*** Opening Provided material ***

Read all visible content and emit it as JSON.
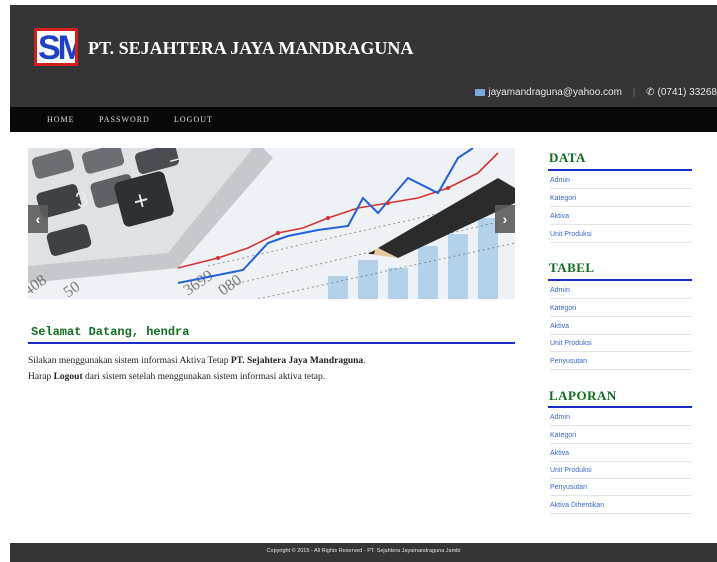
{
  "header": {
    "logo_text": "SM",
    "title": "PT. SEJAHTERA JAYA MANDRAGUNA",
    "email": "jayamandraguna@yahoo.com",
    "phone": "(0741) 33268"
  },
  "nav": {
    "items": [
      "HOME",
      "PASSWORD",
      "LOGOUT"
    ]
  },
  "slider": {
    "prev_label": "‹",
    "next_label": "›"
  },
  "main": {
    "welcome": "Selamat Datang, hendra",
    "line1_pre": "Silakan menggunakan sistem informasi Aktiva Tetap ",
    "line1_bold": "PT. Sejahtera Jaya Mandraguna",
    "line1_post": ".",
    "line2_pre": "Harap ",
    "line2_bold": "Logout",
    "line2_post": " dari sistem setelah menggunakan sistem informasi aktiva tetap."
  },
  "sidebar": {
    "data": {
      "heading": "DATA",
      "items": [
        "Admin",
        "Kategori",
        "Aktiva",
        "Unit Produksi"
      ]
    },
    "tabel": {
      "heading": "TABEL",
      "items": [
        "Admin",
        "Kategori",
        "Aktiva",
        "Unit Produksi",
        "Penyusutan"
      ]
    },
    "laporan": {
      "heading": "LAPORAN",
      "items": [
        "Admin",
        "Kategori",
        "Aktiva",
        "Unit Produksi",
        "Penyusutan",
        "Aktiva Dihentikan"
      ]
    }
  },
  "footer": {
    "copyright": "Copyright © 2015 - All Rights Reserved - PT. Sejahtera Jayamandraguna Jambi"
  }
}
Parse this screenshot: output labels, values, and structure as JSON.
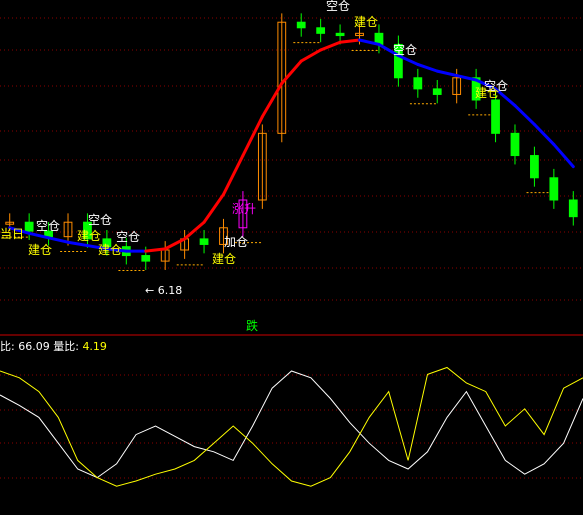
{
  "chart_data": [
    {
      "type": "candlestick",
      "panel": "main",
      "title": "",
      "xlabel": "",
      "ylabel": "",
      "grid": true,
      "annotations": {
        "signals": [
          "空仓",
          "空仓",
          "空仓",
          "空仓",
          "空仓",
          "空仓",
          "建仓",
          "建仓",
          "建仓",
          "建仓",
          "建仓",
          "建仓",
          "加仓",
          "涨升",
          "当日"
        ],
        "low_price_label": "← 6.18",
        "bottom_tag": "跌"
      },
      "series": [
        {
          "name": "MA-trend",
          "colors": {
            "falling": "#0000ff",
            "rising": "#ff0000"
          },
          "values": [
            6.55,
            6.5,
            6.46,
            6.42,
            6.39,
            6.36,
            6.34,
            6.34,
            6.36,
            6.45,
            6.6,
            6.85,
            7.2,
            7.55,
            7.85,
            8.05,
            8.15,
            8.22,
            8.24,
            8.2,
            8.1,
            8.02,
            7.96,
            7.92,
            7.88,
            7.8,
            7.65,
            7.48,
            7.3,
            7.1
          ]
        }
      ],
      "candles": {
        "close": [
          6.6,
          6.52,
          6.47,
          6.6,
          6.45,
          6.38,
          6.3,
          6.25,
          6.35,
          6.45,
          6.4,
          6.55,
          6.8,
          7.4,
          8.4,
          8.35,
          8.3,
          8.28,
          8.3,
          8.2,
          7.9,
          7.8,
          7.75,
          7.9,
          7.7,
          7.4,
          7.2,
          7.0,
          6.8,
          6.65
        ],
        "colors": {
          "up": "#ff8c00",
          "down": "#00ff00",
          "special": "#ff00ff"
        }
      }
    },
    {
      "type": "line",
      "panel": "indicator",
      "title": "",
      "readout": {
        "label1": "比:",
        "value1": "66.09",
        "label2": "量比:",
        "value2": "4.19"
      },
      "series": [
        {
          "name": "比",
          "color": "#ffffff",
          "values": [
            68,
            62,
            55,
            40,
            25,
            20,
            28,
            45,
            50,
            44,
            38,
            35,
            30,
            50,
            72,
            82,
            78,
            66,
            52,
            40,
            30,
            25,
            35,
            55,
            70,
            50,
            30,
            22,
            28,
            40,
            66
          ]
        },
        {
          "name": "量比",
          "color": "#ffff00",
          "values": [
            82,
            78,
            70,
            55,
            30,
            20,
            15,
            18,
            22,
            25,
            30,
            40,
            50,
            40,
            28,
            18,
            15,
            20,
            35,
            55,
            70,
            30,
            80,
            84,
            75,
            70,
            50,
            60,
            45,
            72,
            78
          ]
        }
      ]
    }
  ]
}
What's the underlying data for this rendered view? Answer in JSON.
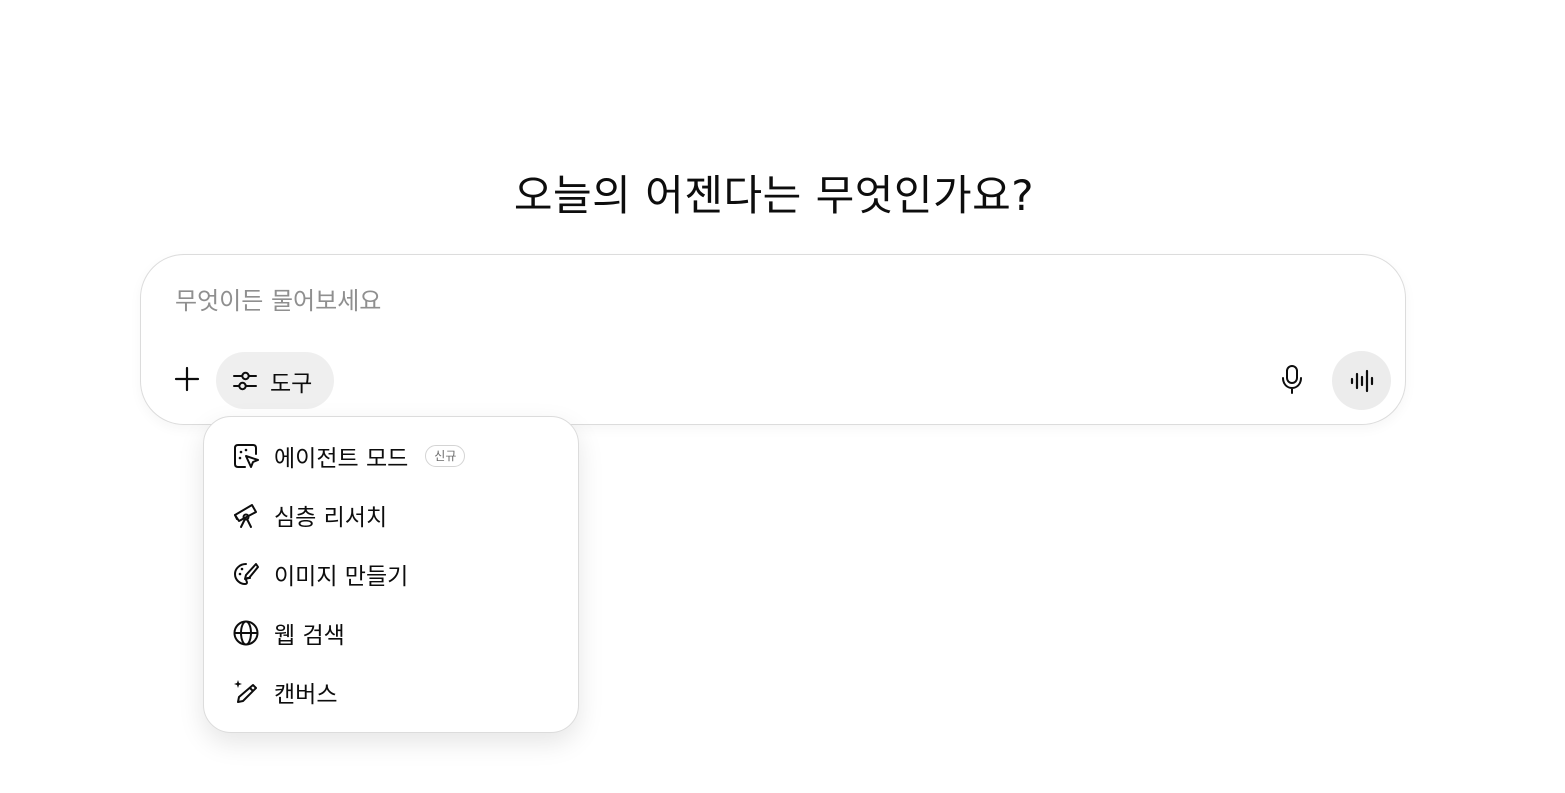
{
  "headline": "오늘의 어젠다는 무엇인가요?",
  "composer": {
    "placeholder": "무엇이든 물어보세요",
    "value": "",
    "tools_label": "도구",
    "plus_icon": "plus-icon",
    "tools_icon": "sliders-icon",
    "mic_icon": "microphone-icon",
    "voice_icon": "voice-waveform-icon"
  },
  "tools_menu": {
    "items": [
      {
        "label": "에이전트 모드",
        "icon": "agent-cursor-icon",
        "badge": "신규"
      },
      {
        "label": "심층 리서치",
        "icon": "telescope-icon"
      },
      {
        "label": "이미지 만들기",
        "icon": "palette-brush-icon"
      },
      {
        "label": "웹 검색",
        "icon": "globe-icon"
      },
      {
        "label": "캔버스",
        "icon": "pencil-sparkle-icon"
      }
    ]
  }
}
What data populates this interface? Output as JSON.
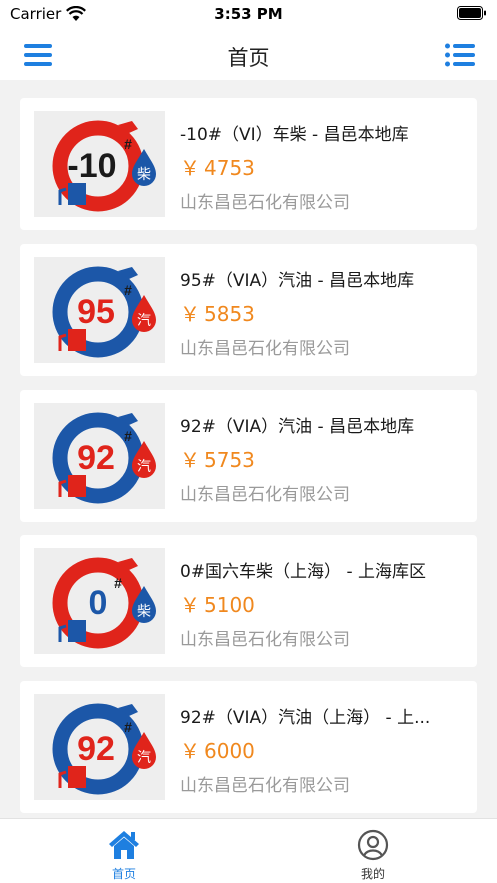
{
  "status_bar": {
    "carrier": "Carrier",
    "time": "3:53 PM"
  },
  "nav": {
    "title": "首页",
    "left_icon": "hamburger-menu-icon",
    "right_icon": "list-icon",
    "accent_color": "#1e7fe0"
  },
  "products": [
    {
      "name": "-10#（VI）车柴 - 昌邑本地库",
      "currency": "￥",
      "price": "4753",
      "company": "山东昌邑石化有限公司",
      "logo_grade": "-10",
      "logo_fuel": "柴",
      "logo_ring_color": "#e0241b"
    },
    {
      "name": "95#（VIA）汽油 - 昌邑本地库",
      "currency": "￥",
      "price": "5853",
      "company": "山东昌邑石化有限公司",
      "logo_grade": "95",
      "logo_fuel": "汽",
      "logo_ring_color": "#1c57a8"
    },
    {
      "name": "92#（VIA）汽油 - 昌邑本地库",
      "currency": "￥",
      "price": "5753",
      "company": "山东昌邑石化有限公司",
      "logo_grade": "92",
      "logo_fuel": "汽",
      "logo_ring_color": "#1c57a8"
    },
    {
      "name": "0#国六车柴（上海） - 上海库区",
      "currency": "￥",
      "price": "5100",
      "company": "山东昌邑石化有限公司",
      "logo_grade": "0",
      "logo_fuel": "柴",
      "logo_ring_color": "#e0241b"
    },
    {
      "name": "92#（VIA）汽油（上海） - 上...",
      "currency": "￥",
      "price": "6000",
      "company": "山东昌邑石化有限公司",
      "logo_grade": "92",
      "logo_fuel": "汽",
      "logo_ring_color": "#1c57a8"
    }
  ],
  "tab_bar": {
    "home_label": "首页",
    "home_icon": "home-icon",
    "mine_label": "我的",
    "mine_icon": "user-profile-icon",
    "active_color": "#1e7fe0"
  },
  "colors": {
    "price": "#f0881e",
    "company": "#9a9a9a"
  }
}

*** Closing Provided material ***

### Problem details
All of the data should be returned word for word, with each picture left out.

### Exercise answer
Read all visible content and emit it as JSON.
{
  "header": {
    "logo_text": "SM",
    "title": "PT. SEJAHTERA JAYA MANDRAGUNA",
    "email": "jayamandraguna@yahoo.com",
    "phone": "(0741) 33268"
  },
  "nav": {
    "items": [
      "HOME",
      "PASSWORD",
      "LOGOUT"
    ]
  },
  "slider": {
    "prev_label": "‹",
    "next_label": "›"
  },
  "main": {
    "welcome": "Selamat Datang, hendra",
    "line1_pre": "Silakan menggunakan sistem informasi Aktiva Tetap ",
    "line1_bold": "PT. Sejahtera Jaya Mandraguna",
    "line1_post": ".",
    "line2_pre": "Harap ",
    "line2_bold": "Logout",
    "line2_post": " dari sistem setelah menggunakan sistem informasi aktiva tetap."
  },
  "sidebar": {
    "data": {
      "heading": "DATA",
      "items": [
        "Admin",
        "Kategori",
        "Aktiva",
        "Unit Produksi"
      ]
    },
    "tabel": {
      "heading": "TABEL",
      "items": [
        "Admin",
        "Kategori",
        "Aktiva",
        "Unit Produksi",
        "Penyusutan"
      ]
    },
    "laporan": {
      "heading": "LAPORAN",
      "items": [
        "Admin",
        "Kategori",
        "Aktiva",
        "Unit Produksi",
        "Penyusutan",
        "Aktiva Dihentikan"
      ]
    }
  },
  "footer": {
    "copyright": "Copyright © 2015 - All Rights Reserved - PT. Sejahtera Jayamandraguna Jambi"
  }
}
Parse this screenshot: output labels, values, and structure as JSON.
{
  "chart_data": [
    {
      "type": "candlestick",
      "panel": "main",
      "title": "",
      "xlabel": "",
      "ylabel": "",
      "grid": true,
      "annotations": {
        "signals": [
          "空仓",
          "空仓",
          "空仓",
          "空仓",
          "空仓",
          "空仓",
          "建仓",
          "建仓",
          "建仓",
          "建仓",
          "建仓",
          "建仓",
          "加仓",
          "涨升",
          "当日"
        ],
        "low_price_label": "← 6.18",
        "bottom_tag": "跌"
      },
      "series": [
        {
          "name": "MA-trend",
          "colors": {
            "falling": "#0000ff",
            "rising": "#ff0000"
          },
          "values": [
            6.55,
            6.5,
            6.46,
            6.42,
            6.39,
            6.36,
            6.34,
            6.34,
            6.36,
            6.45,
            6.6,
            6.85,
            7.2,
            7.55,
            7.85,
            8.05,
            8.15,
            8.22,
            8.24,
            8.2,
            8.1,
            8.02,
            7.96,
            7.92,
            7.88,
            7.8,
            7.65,
            7.48,
            7.3,
            7.1
          ]
        }
      ],
      "candles": {
        "close": [
          6.6,
          6.52,
          6.47,
          6.6,
          6.45,
          6.38,
          6.3,
          6.25,
          6.35,
          6.45,
          6.4,
          6.55,
          6.8,
          7.4,
          8.4,
          8.35,
          8.3,
          8.28,
          8.3,
          8.2,
          7.9,
          7.8,
          7.75,
          7.9,
          7.7,
          7.4,
          7.2,
          7.0,
          6.8,
          6.65
        ],
        "colors": {
          "up": "#ff8c00",
          "down": "#00ff00",
          "special": "#ff00ff"
        }
      }
    },
    {
      "type": "line",
      "panel": "indicator",
      "title": "",
      "readout": {
        "label1": "比:",
        "value1": "66.09",
        "label2": "量比:",
        "value2": "4.19"
      },
      "series": [
        {
          "name": "比",
          "color": "#ffffff",
          "values": [
            68,
            62,
            55,
            40,
            25,
            20,
            28,
            45,
            50,
            44,
            38,
            35,
            30,
            50,
            72,
            82,
            78,
            66,
            52,
            40,
            30,
            25,
            35,
            55,
            70,
            50,
            30,
            22,
            28,
            40,
            66
          ]
        },
        {
          "name": "量比",
          "color": "#ffff00",
          "values": [
            82,
            78,
            70,
            55,
            30,
            20,
            15,
            18,
            22,
            25,
            30,
            40,
            50,
            40,
            28,
            18,
            15,
            20,
            35,
            55,
            70,
            30,
            80,
            84,
            75,
            70,
            50,
            60,
            45,
            72,
            78
          ]
        }
      ]
    }
  ]
}
What's the underlying data for this rendered view? Answer in JSON.
{
  "headline": "오늘의 어젠다는 무엇인가요?",
  "composer": {
    "placeholder": "무엇이든 물어보세요",
    "value": "",
    "tools_label": "도구",
    "plus_icon": "plus-icon",
    "tools_icon": "sliders-icon",
    "mic_icon": "microphone-icon",
    "voice_icon": "voice-waveform-icon"
  },
  "tools_menu": {
    "items": [
      {
        "label": "에이전트 모드",
        "icon": "agent-cursor-icon",
        "badge": "신규"
      },
      {
        "label": "심층 리서치",
        "icon": "telescope-icon"
      },
      {
        "label": "이미지 만들기",
        "icon": "palette-brush-icon"
      },
      {
        "label": "웹 검색",
        "icon": "globe-icon"
      },
      {
        "label": "캔버스",
        "icon": "pencil-sparkle-icon"
      }
    ]
  }
}
What data populates this interface? Output as JSON.
{
  "status_bar": {
    "carrier": "Carrier",
    "time": "3:53 PM"
  },
  "nav": {
    "title": "首页",
    "left_icon": "hamburger-menu-icon",
    "right_icon": "list-icon",
    "accent_color": "#1e7fe0"
  },
  "products": [
    {
      "name": "-10#（VI）车柴 - 昌邑本地库",
      "currency": "￥",
      "price": "4753",
      "company": "山东昌邑石化有限公司",
      "logo_grade": "-10",
      "logo_fuel": "柴",
      "logo_ring_color": "#e0241b"
    },
    {
      "name": "95#（VIA）汽油 - 昌邑本地库",
      "currency": "￥",
      "price": "5853",
      "company": "山东昌邑石化有限公司",
      "logo_grade": "95",
      "logo_fuel": "汽",
      "logo_ring_color": "#1c57a8"
    },
    {
      "name": "92#（VIA）汽油 - 昌邑本地库",
      "currency": "￥",
      "price": "5753",
      "company": "山东昌邑石化有限公司",
      "logo_grade": "92",
      "logo_fuel": "汽",
      "logo_ring_color": "#1c57a8"
    },
    {
      "name": "0#国六车柴（上海） - 上海库区",
      "currency": "￥",
      "price": "5100",
      "company": "山东昌邑石化有限公司",
      "logo_grade": "0",
      "logo_fuel": "柴",
      "logo_ring_color": "#e0241b"
    },
    {
      "name": "92#（VIA）汽油（上海） - 上...",
      "currency": "￥",
      "price": "6000",
      "company": "山东昌邑石化有限公司",
      "logo_grade": "92",
      "logo_fuel": "汽",
      "logo_ring_color": "#1c57a8"
    }
  ],
  "tab_bar": {
    "home_label": "首页",
    "home_icon": "home-icon",
    "mine_label": "我的",
    "mine_icon": "user-profile-icon",
    "active_color": "#1e7fe0"
  },
  "colors": {
    "price": "#f0881e",
    "company": "#9a9a9a"
  }
}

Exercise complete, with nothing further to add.